The last two Galileo satellites join the operational constellation – Aerospace News – Aerospace News
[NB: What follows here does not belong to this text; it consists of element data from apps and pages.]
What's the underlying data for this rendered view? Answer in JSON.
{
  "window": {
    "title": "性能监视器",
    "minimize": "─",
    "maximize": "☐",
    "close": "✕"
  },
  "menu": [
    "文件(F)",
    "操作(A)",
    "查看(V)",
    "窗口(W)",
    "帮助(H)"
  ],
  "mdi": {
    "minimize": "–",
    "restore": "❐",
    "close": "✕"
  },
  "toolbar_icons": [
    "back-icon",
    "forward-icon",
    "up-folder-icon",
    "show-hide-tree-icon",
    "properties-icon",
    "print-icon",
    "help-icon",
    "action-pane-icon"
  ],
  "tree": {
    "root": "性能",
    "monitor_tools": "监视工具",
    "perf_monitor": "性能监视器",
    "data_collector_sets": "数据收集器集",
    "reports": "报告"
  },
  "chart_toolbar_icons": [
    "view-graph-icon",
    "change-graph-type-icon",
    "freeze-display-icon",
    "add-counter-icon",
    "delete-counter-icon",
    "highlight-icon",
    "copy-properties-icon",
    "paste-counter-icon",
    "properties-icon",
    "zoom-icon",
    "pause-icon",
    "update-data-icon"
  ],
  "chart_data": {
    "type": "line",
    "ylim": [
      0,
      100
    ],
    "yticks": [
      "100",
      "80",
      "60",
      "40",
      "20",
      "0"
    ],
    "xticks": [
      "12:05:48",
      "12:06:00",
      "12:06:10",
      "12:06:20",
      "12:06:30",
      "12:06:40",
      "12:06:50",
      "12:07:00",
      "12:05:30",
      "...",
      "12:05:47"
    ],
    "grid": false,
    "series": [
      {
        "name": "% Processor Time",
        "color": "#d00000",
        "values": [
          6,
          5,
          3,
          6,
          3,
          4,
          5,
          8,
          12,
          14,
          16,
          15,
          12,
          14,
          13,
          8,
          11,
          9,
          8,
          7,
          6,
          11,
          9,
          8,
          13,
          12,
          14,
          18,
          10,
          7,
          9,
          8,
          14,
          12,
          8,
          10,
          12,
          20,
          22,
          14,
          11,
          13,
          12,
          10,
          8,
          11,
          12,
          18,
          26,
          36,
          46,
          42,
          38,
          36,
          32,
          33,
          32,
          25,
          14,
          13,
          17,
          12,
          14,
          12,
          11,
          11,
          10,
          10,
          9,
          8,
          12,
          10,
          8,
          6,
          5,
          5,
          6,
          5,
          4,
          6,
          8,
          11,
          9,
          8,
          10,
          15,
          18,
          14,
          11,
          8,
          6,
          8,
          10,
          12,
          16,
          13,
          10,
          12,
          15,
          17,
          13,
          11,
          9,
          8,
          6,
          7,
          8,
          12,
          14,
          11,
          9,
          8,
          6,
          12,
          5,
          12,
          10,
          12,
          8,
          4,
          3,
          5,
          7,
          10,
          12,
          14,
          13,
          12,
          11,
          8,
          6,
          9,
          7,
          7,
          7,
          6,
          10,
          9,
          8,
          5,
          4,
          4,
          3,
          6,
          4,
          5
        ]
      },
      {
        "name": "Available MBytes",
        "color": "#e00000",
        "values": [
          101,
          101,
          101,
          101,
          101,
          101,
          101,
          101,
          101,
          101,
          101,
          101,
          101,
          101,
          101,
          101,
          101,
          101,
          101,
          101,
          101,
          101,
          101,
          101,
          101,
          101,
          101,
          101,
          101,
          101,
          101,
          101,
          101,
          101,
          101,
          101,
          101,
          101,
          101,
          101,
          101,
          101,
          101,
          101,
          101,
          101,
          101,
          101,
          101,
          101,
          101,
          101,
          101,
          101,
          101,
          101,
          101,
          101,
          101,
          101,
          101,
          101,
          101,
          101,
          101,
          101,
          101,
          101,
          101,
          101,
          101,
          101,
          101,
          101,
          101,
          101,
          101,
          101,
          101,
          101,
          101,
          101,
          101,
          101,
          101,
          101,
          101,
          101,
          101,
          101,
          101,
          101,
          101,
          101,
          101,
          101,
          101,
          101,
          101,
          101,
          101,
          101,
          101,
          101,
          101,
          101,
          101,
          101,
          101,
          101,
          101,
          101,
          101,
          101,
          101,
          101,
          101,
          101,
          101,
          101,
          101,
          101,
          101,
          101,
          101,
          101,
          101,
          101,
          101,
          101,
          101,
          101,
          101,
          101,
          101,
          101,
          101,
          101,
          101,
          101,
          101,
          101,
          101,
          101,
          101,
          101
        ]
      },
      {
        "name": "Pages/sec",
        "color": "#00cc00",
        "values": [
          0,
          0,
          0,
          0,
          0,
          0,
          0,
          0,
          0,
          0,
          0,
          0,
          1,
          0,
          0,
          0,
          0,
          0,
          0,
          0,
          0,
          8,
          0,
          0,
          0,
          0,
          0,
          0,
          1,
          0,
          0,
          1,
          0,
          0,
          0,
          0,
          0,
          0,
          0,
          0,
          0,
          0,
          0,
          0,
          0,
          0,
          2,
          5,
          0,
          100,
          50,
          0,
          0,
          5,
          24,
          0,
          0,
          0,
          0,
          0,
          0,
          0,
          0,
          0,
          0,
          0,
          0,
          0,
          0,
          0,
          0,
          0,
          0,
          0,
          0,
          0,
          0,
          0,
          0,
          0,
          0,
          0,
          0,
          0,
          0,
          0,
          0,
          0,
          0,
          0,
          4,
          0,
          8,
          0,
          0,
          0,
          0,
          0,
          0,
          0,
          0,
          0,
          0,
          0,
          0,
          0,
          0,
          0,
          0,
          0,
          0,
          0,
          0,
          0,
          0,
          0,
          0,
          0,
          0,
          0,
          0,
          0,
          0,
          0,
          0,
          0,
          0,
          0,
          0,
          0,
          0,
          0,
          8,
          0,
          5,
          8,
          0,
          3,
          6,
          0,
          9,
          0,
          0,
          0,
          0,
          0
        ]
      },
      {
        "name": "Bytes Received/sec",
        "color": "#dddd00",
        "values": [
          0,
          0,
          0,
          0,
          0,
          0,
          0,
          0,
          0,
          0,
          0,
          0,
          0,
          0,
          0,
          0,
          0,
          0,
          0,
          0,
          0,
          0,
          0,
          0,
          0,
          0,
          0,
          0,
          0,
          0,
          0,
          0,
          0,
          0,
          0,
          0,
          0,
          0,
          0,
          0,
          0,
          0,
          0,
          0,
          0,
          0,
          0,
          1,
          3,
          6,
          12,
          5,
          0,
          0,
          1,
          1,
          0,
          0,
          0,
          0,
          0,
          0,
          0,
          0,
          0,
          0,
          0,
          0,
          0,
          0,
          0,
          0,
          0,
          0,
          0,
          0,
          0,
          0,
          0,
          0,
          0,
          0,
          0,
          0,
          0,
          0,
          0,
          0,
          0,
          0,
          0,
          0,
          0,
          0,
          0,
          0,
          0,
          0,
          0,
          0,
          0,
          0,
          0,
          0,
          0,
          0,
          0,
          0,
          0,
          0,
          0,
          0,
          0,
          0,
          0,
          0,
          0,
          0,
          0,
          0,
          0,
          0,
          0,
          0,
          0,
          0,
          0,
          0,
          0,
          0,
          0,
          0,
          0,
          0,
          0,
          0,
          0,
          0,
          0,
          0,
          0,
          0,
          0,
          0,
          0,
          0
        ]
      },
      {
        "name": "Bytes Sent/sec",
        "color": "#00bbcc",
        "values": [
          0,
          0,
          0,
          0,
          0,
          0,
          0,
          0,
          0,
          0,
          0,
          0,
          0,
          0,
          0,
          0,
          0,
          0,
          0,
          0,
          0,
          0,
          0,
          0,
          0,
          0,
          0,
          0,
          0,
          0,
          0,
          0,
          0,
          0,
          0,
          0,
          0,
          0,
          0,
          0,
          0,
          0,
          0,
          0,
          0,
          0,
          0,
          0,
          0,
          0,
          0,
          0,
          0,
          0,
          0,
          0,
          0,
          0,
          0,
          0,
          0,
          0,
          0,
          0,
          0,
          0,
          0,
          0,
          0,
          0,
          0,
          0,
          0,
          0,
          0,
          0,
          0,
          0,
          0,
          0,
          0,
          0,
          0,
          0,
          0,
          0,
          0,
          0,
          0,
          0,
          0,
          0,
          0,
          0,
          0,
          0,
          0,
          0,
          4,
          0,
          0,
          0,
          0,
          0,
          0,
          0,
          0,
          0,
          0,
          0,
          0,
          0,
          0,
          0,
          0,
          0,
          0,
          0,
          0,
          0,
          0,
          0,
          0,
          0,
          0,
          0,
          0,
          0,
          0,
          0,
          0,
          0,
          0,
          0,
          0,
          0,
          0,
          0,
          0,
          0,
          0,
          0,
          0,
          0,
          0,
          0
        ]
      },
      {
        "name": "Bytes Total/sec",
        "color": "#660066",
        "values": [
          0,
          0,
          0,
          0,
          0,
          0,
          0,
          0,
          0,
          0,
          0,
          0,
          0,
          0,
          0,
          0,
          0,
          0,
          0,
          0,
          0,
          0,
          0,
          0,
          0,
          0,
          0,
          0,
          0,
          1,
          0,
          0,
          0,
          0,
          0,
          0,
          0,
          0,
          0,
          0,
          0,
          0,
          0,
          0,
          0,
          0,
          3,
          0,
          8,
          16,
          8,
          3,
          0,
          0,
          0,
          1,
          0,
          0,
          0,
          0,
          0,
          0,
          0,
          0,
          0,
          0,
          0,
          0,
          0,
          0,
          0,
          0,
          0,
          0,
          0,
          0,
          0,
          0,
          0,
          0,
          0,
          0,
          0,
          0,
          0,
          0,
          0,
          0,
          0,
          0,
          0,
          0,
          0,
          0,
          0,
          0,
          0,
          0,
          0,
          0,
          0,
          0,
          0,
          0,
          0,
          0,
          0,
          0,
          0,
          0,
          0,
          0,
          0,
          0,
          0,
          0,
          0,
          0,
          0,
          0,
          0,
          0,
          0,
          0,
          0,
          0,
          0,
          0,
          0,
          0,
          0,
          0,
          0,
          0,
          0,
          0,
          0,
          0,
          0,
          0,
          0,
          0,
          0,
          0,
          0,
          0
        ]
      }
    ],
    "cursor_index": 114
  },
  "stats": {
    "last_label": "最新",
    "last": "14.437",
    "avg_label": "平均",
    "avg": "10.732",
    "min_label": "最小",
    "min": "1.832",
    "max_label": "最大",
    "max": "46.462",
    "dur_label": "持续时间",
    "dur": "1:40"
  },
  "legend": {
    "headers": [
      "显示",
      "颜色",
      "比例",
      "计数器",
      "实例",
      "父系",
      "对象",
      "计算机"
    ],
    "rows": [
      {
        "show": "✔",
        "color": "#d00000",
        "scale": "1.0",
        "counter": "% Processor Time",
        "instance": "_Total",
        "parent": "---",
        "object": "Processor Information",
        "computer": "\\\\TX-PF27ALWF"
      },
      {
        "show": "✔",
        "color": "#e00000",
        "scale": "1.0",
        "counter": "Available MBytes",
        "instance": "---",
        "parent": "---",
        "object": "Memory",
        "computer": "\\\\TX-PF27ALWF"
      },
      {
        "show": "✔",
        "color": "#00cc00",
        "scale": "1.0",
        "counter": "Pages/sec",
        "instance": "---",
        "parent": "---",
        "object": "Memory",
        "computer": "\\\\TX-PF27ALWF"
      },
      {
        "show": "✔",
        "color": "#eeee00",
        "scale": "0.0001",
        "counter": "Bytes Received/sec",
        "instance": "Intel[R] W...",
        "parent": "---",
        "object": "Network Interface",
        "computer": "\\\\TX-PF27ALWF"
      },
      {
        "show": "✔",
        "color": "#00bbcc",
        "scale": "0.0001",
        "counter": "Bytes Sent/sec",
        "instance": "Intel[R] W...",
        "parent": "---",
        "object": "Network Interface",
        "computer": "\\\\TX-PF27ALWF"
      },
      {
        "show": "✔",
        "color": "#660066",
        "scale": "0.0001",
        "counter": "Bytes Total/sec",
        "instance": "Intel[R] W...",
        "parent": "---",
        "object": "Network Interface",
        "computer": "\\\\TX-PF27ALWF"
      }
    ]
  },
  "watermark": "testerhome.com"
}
The last two European Galileo satellites have joined the operational constellation, transmitting navigation signals to 3 billion users around the globe and relaying distress calls to rescuers. Its entry into service follows a summer test campaign and will result in a measurable increase in positioning accuracy and better data delivery performance of the Galileo system overall. The Galileo 27 and 28 satellites were launched late last year and underwent their in-orbit test review at the end of April, conducted between ESA, satellite maker OHB and navigation payload maker Surrey Satellite Technology ( SSTL). Its key findings included the fact that the payloads of both satellites are performing extremely well, among the best in the entire constellation, and that both satellites entering service increase position accuracy and system robustness. A successful system/operations in-orbit test review followed, co-chaired by ESA and EUSPA, the EU Space Program Agency, in overall charge of commissioning, which confirmed the health of the satellites. Now, following a successful test campaign this summer, these two new Galileo satellites have become the first to transmit an enhanced navigation message, resulting in three key improvements for public users of the Galileo Open Service: – Acquisition of Faster navigation data that allows users to establish a first position more quickly. – Increased robustness in challenging environments, such as urban centers where satellite visibility may be reduced by tall buildings. – Easier access to time information in the navigation message for users who have only a rough estimate of time on the order of a second or two. To test and transmit this new navigation message, Thales Alenia Space in Italy, SSTL, OHB and ESA developed new software for the Navigation Signal Generation Unit and uploaded it to the two satellites. Over the summer, ESA carried out an extensive test campaign to ensure compatibility of the entire Galileo system at unit, payload, satellite, ground and system level with the enhanced message. As part of this effort, EUSPA oversaw receiver testing to ensure that this compatibility was extended to Galileo receivers and chipsets on the market. These latest launched satellites were ideal test cases for improved navigation message and software. Stefan Wallner, Head of the G1 Space Signal Engineering Unit, comments: “This test was crucial for the entire Galileo system, as it means that end users can now receive a first positioning fix twice as fast, up to just 16 seconds. Transmission of the enhanced signals from the Galileo 27 and 28 satellites allowed the team to confirm their correct implementation and characterize their long-term performance. Following a successful Test Review Board, the satellites returned to service on August 29. Bastiaan Willemse, Head of ESA’s Galileo Total Operational Capability Satellite Management Service, said: “Now that the tests have been completed, we come to an exciting time for the entire Galileo family, because this is the point where users can start to benefit from these new Galileo satellites. In addition, the updates will further boost the performance of the Galileo system in general. This new software will not only be uploaded to all Galileo satellites already in orbit starting in October, but will also be integrated into all satellites that have not yet been launched.”